- Aim of the task: All entries below must be retyped exactly, though pictures are to be skipped.

- Provided entries:
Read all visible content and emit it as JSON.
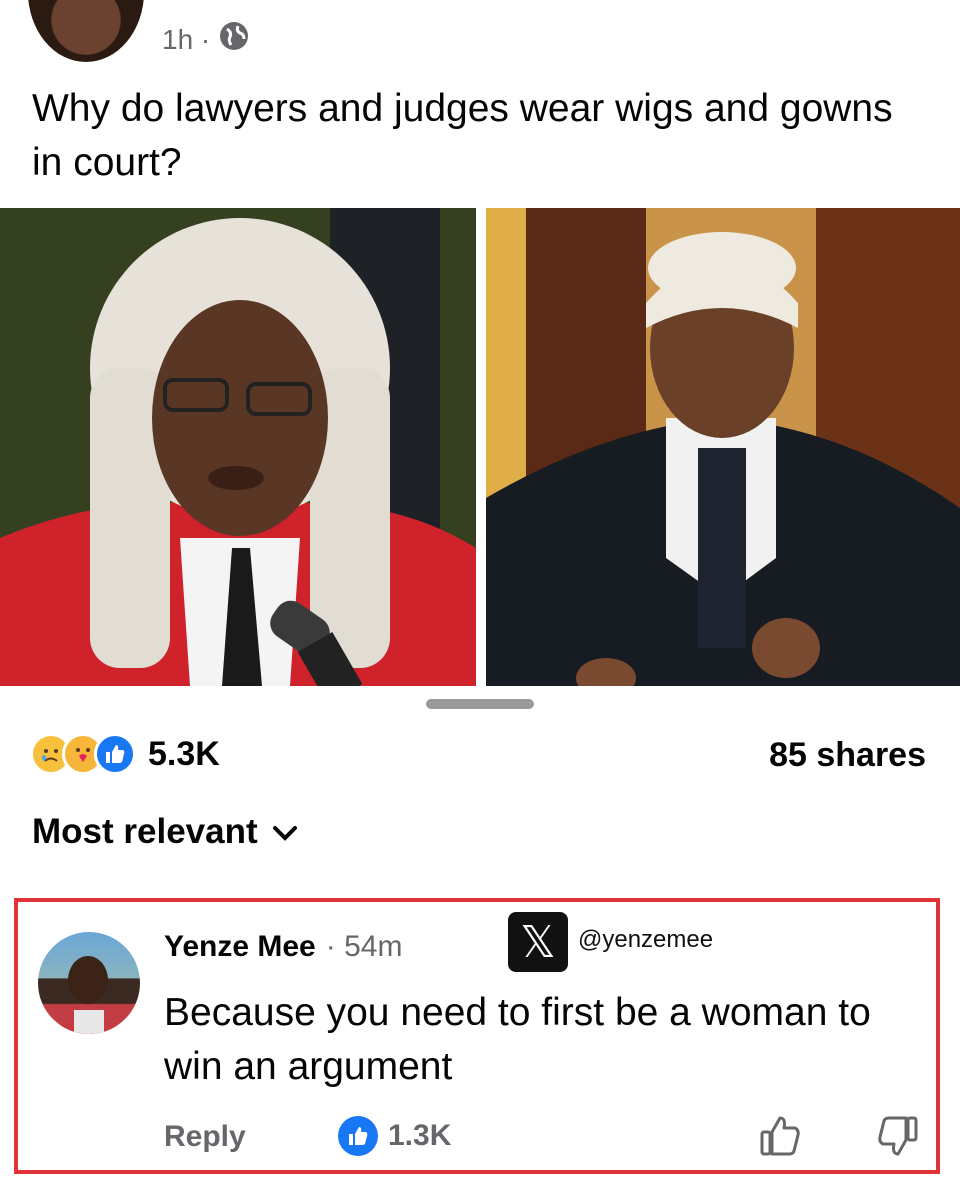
{
  "post": {
    "time": "1h ·",
    "text": "Why do lawyers and judges wear wigs and gowns in court?",
    "reaction_count": "5.3K",
    "shares": "85 shares"
  },
  "icons": {
    "privacy": "globe-icon",
    "reactions": [
      "sad-face-icon",
      "care-face-icon",
      "like-thumb-icon"
    ]
  },
  "sort": {
    "label": "Most relevant"
  },
  "comment": {
    "author": "Yenze Mee",
    "time": "· 54m",
    "watermark_handle": "@yenzemee",
    "text": "Because you need to first be a woman to win an argument",
    "reply_label": "Reply",
    "likes": "1.3K"
  },
  "colors": {
    "facebook_blue": "#1877f2",
    "highlight_border": "#e0343a",
    "meta_text": "#65676b"
  }
}
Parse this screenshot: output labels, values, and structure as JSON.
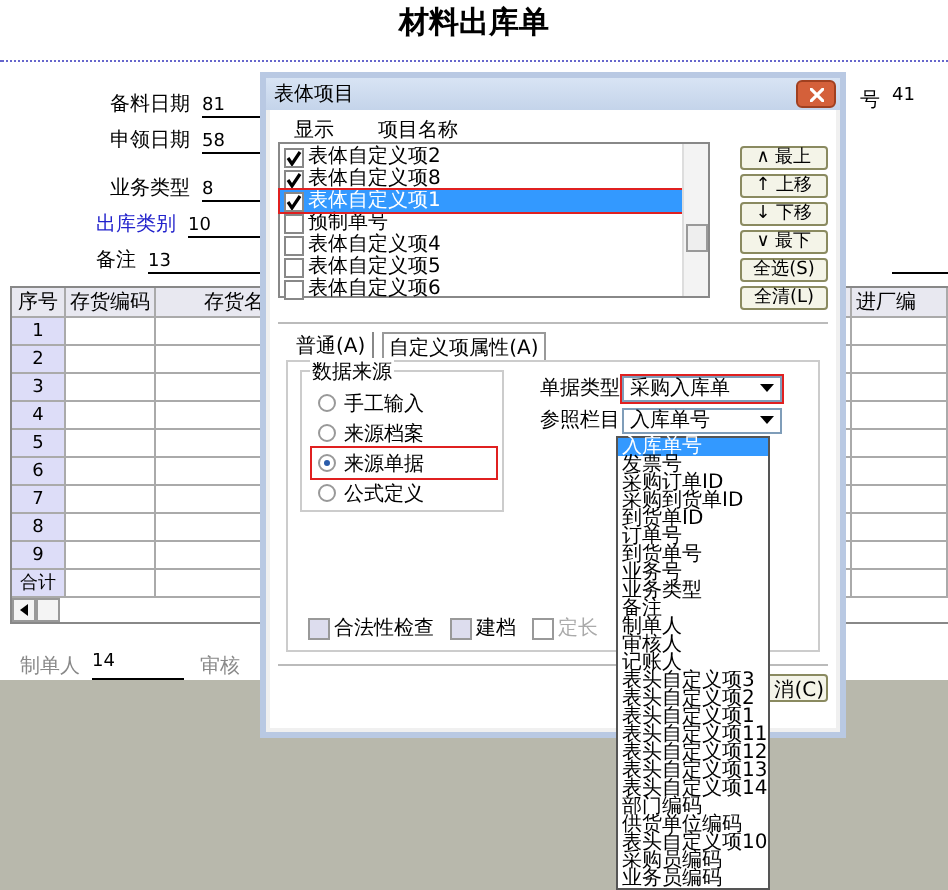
{
  "form": {
    "title": "材料出库单",
    "fields": [
      {
        "label": "备料日期",
        "value": "81",
        "kind": "plain"
      },
      {
        "label": "申领日期",
        "value": "58",
        "kind": "plain"
      },
      {
        "label": "业务类型",
        "value": "8",
        "kind": "plain"
      },
      {
        "label": "出库类别",
        "value": "10",
        "kind": "link"
      },
      {
        "label": "备注",
        "value": "13",
        "kind": "plain"
      }
    ],
    "right_field": {
      "label": "号",
      "value": "41"
    },
    "table": {
      "columns": [
        "序号",
        "存货编码",
        "存货名",
        "进厂编"
      ],
      "rows": [
        "1",
        "2",
        "3",
        "4",
        "5",
        "6",
        "7",
        "8",
        "9"
      ],
      "total_label": "合计"
    },
    "footer": [
      {
        "label": "制单人",
        "value": "14"
      },
      {
        "label": "审核"
      }
    ]
  },
  "dialog": {
    "title": "表体项目",
    "list_header": [
      "显示",
      "项目名称"
    ],
    "items": [
      {
        "label": "表体自定义项2",
        "checked": true,
        "selected": false,
        "highlighted": false
      },
      {
        "label": "表体自定义项8",
        "checked": true,
        "selected": false,
        "highlighted": false
      },
      {
        "label": "表体自定义项1",
        "checked": true,
        "selected": true,
        "highlighted": true
      },
      {
        "label": "预制单号",
        "checked": false,
        "selected": false,
        "highlighted": false
      },
      {
        "label": "表体自定义项4",
        "checked": false,
        "selected": false,
        "highlighted": false
      },
      {
        "label": "表体自定义项5",
        "checked": false,
        "selected": false,
        "highlighted": false
      },
      {
        "label": "表体自定义项6",
        "checked": false,
        "selected": false,
        "highlighted": false
      }
    ],
    "buttons": [
      {
        "icon": "∧",
        "label": "最上"
      },
      {
        "icon": "↑",
        "label": "上移"
      },
      {
        "icon": "↓",
        "label": "下移"
      },
      {
        "icon": "∨",
        "label": "最下"
      },
      {
        "label": "全选(S)"
      },
      {
        "label": "全清(L)"
      }
    ],
    "tabs": [
      {
        "label": "普通(A)",
        "selected": false
      },
      {
        "label": "自定义项属性(A)",
        "selected": true
      }
    ],
    "group_title": "数据来源",
    "radios": [
      {
        "label": "手工输入",
        "selected": false,
        "highlighted": false
      },
      {
        "label": "来源档案",
        "selected": false,
        "highlighted": false
      },
      {
        "label": "来源单据",
        "selected": true,
        "highlighted": true
      },
      {
        "label": "公式定义",
        "selected": false,
        "highlighted": false
      }
    ],
    "doc_type": {
      "label": "单据类型",
      "value": "采购入库单",
      "highlighted": true
    },
    "ref_column": {
      "label": "参照栏目",
      "value": "入库单号",
      "options": [
        {
          "label": "入库单号",
          "selected": true
        },
        {
          "label": "发票号",
          "selected": false
        },
        {
          "label": "采购订单ID",
          "selected": false
        },
        {
          "label": "采购到货单ID",
          "selected": false
        },
        {
          "label": "到货单ID",
          "selected": false
        },
        {
          "label": "订单号",
          "selected": false
        },
        {
          "label": "到货单号",
          "selected": false
        },
        {
          "label": "业务号",
          "selected": false
        },
        {
          "label": "业务类型",
          "selected": false
        },
        {
          "label": "备注",
          "selected": false
        },
        {
          "label": "制单人",
          "selected": false
        },
        {
          "label": "审核人",
          "selected": false
        },
        {
          "label": "记账人",
          "selected": false
        },
        {
          "label": "表头自定义项3",
          "selected": false
        },
        {
          "label": "表头自定义项2",
          "selected": false
        },
        {
          "label": "表头自定义项1",
          "selected": false
        },
        {
          "label": "表头自定义项11",
          "selected": false
        },
        {
          "label": "表头自定义项12",
          "selected": false
        },
        {
          "label": "表头自定义项13",
          "selected": false
        },
        {
          "label": "表头自定义项14",
          "selected": false
        },
        {
          "label": "部门编码",
          "selected": false
        },
        {
          "label": "供货单位编码",
          "selected": false
        },
        {
          "label": "表头自定义项10",
          "selected": false
        },
        {
          "label": "采购员编码",
          "selected": false
        },
        {
          "label": "业务员编码",
          "selected": false
        }
      ]
    },
    "checkboxes": [
      {
        "label": "合法性检查",
        "checked": false,
        "disabled": false
      },
      {
        "label": "建档",
        "checked": false,
        "disabled": false
      },
      {
        "label": "定长",
        "checked": false,
        "disabled": true
      }
    ],
    "cancel_button": "消(C)"
  }
}
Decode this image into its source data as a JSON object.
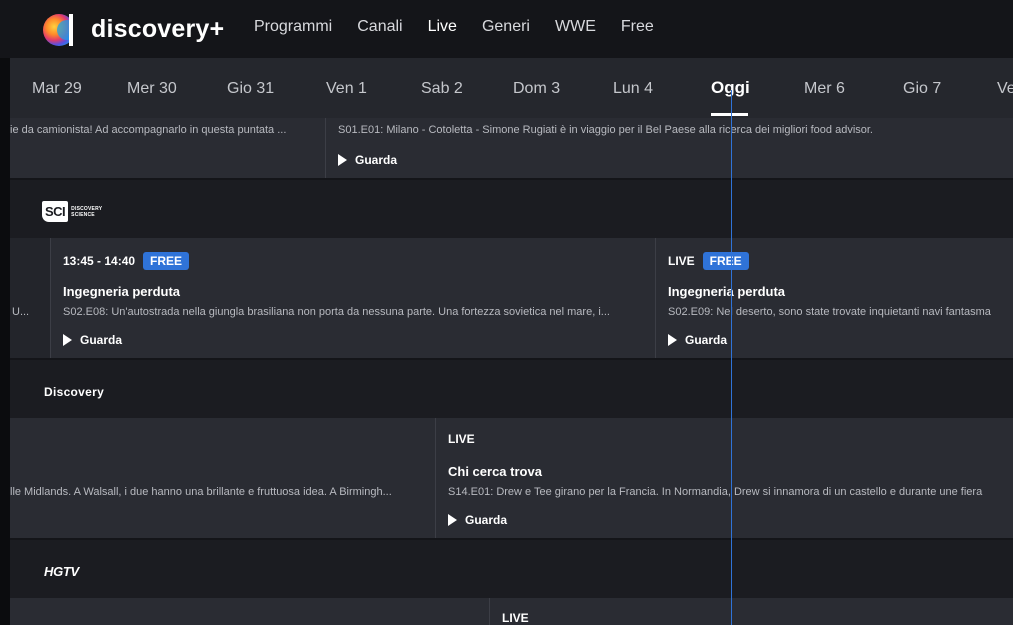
{
  "brand": {
    "name": "discovery+"
  },
  "nav": {
    "items": [
      {
        "label": "Programmi",
        "active": false
      },
      {
        "label": "Canali",
        "active": false
      },
      {
        "label": "Live",
        "active": true
      },
      {
        "label": "Generi",
        "active": false
      },
      {
        "label": "WWE",
        "active": false
      },
      {
        "label": "Free",
        "active": false
      }
    ]
  },
  "dates": [
    "Mar 29",
    "Mer 30",
    "Gio 31",
    "Ven 1",
    "Sab 2",
    "Dom 3",
    "Lun 4",
    "Oggi",
    "Mer 6",
    "Gio 7",
    "Ve"
  ],
  "rows": {
    "r1": {
      "c1": {
        "desc": "ie da camionista! Ad accompagnarlo in questa puntata ..."
      },
      "c2": {
        "desc": "S01.E01: Milano - Cotoletta - Simone Rugiati è in viaggio per il Bel Paese alla ricerca dei migliori food advisor.",
        "watch": "Guarda"
      }
    },
    "sci": {
      "channel": {
        "line1": "SCI",
        "line2a": "DISCOVERY",
        "line2b": "SCIENCE"
      },
      "c0": {
        "desc": "U..."
      },
      "c1": {
        "time": "13:45 - 14:40",
        "badge": "FREE",
        "title": "Ingegneria perduta",
        "desc": "S02.E08: Un'autostrada nella giungla brasiliana non porta da nessuna parte. Una fortezza sovietica nel mare, i...",
        "watch": "Guarda"
      },
      "c2": {
        "time": "LIVE",
        "badge": "FREE",
        "title": "Ingegneria perduta",
        "desc": "S02.E09: Nel deserto, sono state trovate inquietanti navi fantasma",
        "watch": "Guarda"
      }
    },
    "disc": {
      "channel": {
        "name": "Discovery"
      },
      "c1": {
        "desc": "lle Midlands. A Walsall, i due hanno una brillante e fruttuosa idea. A Birmingh..."
      },
      "c2": {
        "time": "LIVE",
        "title": "Chi cerca trova",
        "desc": "S14.E01: Drew e Tee girano per la Francia. In Normandia, Drew si innamora di un castello e durante une fiera",
        "watch": "Guarda"
      }
    },
    "hgtv": {
      "channel": {
        "name": "HGTV"
      },
      "c2": {
        "time": "LIVE"
      }
    }
  },
  "colors": {
    "accent": "#2f73d8",
    "background": "#141519",
    "cell": "#2a2c33"
  }
}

- Answer area:
Read all visible content and emit it as JSON.
{
  "post": {
    "time": "1h ·",
    "text": "Why do lawyers and judges wear wigs and gowns in court?",
    "reaction_count": "5.3K",
    "shares": "85 shares"
  },
  "icons": {
    "privacy": "globe-icon",
    "reactions": [
      "sad-face-icon",
      "care-face-icon",
      "like-thumb-icon"
    ]
  },
  "sort": {
    "label": "Most relevant"
  },
  "comment": {
    "author": "Yenze Mee",
    "time": "· 54m",
    "watermark_handle": "@yenzemee",
    "text": "Because you need to first be a woman to win an argument",
    "reply_label": "Reply",
    "likes": "1.3K"
  },
  "colors": {
    "facebook_blue": "#1877f2",
    "highlight_border": "#e0343a",
    "meta_text": "#65676b"
  }
}
Parse this screenshot: output labels, values, and structure as JSON.
{
  "form": {
    "title": "材料出库单",
    "fields": [
      {
        "label": "备料日期",
        "value": "81",
        "kind": "plain"
      },
      {
        "label": "申领日期",
        "value": "58",
        "kind": "plain"
      },
      {
        "label": "业务类型",
        "value": "8",
        "kind": "plain"
      },
      {
        "label": "出库类别",
        "value": "10",
        "kind": "link"
      },
      {
        "label": "备注",
        "value": "13",
        "kind": "plain"
      }
    ],
    "right_field": {
      "label": "号",
      "value": "41"
    },
    "table": {
      "columns": [
        "序号",
        "存货编码",
        "存货名",
        "进厂编"
      ],
      "rows": [
        "1",
        "2",
        "3",
        "4",
        "5",
        "6",
        "7",
        "8",
        "9"
      ],
      "total_label": "合计"
    },
    "footer": [
      {
        "label": "制单人",
        "value": "14"
      },
      {
        "label": "审核"
      }
    ]
  },
  "dialog": {
    "title": "表体项目",
    "list_header": [
      "显示",
      "项目名称"
    ],
    "items": [
      {
        "label": "表体自定义项2",
        "checked": true,
        "selected": false,
        "highlighted": false
      },
      {
        "label": "表体自定义项8",
        "checked": true,
        "selected": false,
        "highlighted": false
      },
      {
        "label": "表体自定义项1",
        "checked": true,
        "selected": true,
        "highlighted": true
      },
      {
        "label": "预制单号",
        "checked": false,
        "selected": false,
        "highlighted": false
      },
      {
        "label": "表体自定义项4",
        "checked": false,
        "selected": false,
        "highlighted": false
      },
      {
        "label": "表体自定义项5",
        "checked": false,
        "selected": false,
        "highlighted": false
      },
      {
        "label": "表体自定义项6",
        "checked": false,
        "selected": false,
        "highlighted": false
      }
    ],
    "buttons": [
      {
        "icon": "∧",
        "label": "最上"
      },
      {
        "icon": "↑",
        "label": "上移"
      },
      {
        "icon": "↓",
        "label": "下移"
      },
      {
        "icon": "∨",
        "label": "最下"
      },
      {
        "label": "全选(S)"
      },
      {
        "label": "全清(L)"
      }
    ],
    "tabs": [
      {
        "label": "普通(A)",
        "selected": false
      },
      {
        "label": "自定义项属性(A)",
        "selected": true
      }
    ],
    "group_title": "数据来源",
    "radios": [
      {
        "label": "手工输入",
        "selected": false,
        "highlighted": false
      },
      {
        "label": "来源档案",
        "selected": false,
        "highlighted": false
      },
      {
        "label": "来源单据",
        "selected": true,
        "highlighted": true
      },
      {
        "label": "公式定义",
        "selected": false,
        "highlighted": false
      }
    ],
    "doc_type": {
      "label": "单据类型",
      "value": "采购入库单",
      "highlighted": true
    },
    "ref_column": {
      "label": "参照栏目",
      "value": "入库单号",
      "options": [
        {
          "label": "入库单号",
          "selected": true
        },
        {
          "label": "发票号",
          "selected": false
        },
        {
          "label": "采购订单ID",
          "selected": false
        },
        {
          "label": "采购到货单ID",
          "selected": false
        },
        {
          "label": "到货单ID",
          "selected": false
        },
        {
          "label": "订单号",
          "selected": false
        },
        {
          "label": "到货单号",
          "selected": false
        },
        {
          "label": "业务号",
          "selected": false
        },
        {
          "label": "业务类型",
          "selected": false
        },
        {
          "label": "备注",
          "selected": false
        },
        {
          "label": "制单人",
          "selected": false
        },
        {
          "label": "审核人",
          "selected": false
        },
        {
          "label": "记账人",
          "selected": false
        },
        {
          "label": "表头自定义项3",
          "selected": false
        },
        {
          "label": "表头自定义项2",
          "selected": false
        },
        {
          "label": "表头自定义项1",
          "selected": false
        },
        {
          "label": "表头自定义项11",
          "selected": false
        },
        {
          "label": "表头自定义项12",
          "selected": false
        },
        {
          "label": "表头自定义项13",
          "selected": false
        },
        {
          "label": "表头自定义项14",
          "selected": false
        },
        {
          "label": "部门编码",
          "selected": false
        },
        {
          "label": "供货单位编码",
          "selected": false
        },
        {
          "label": "表头自定义项10",
          "selected": false
        },
        {
          "label": "采购员编码",
          "selected": false
        },
        {
          "label": "业务员编码",
          "selected": false
        }
      ]
    },
    "checkboxes": [
      {
        "label": "合法性检查",
        "checked": false,
        "disabled": false
      },
      {
        "label": "建档",
        "checked": false,
        "disabled": false
      },
      {
        "label": "定长",
        "checked": false,
        "disabled": true
      }
    ],
    "cancel_button": "消(C)"
  }
}
Decode this image into its source data as a JSON object.
{
  "brand": {
    "name": "discovery+"
  },
  "nav": {
    "items": [
      {
        "label": "Programmi",
        "active": false
      },
      {
        "label": "Canali",
        "active": false
      },
      {
        "label": "Live",
        "active": true
      },
      {
        "label": "Generi",
        "active": false
      },
      {
        "label": "WWE",
        "active": false
      },
      {
        "label": "Free",
        "active": false
      }
    ]
  },
  "dates": [
    "Mar 29",
    "Mer 30",
    "Gio 31",
    "Ven 1",
    "Sab 2",
    "Dom 3",
    "Lun 4",
    "Oggi",
    "Mer 6",
    "Gio 7",
    "Ve"
  ],
  "rows": {
    "r1": {
      "c1": {
        "desc": "ie da camionista! Ad accompagnarlo in questa puntata ..."
      },
      "c2": {
        "desc": "S01.E01: Milano - Cotoletta - Simone Rugiati è in viaggio per il Bel Paese alla ricerca dei migliori food advisor.",
        "watch": "Guarda"
      }
    },
    "sci": {
      "channel": {
        "line1": "SCI",
        "line2a": "DISCOVERY",
        "line2b": "SCIENCE"
      },
      "c0": {
        "desc": "U..."
      },
      "c1": {
        "time": "13:45 - 14:40",
        "badge": "FREE",
        "title": "Ingegneria perduta",
        "desc": "S02.E08: Un'autostrada nella giungla brasiliana non porta da nessuna parte. Una fortezza sovietica nel mare, i...",
        "watch": "Guarda"
      },
      "c2": {
        "time": "LIVE",
        "badge": "FREE",
        "title": "Ingegneria perduta",
        "desc": "S02.E09: Nel deserto, sono state trovate inquietanti navi fantasma",
        "watch": "Guarda"
      }
    },
    "disc": {
      "channel": {
        "name": "Discovery"
      },
      "c1": {
        "desc": "lle Midlands. A Walsall, i due hanno una brillante e fruttuosa idea. A Birmingh..."
      },
      "c2": {
        "time": "LIVE",
        "title": "Chi cerca trova",
        "desc": "S14.E01: Drew e Tee girano per la Francia. In Normandia, Drew si innamora di un castello e durante une fiera",
        "watch": "Guarda"
      }
    },
    "hgtv": {
      "channel": {
        "name": "HGTV"
      },
      "c2": {
        "time": "LIVE"
      }
    }
  },
  "colors": {
    "accent": "#2f73d8",
    "background": "#141519",
    "cell": "#2a2c33"
  }
}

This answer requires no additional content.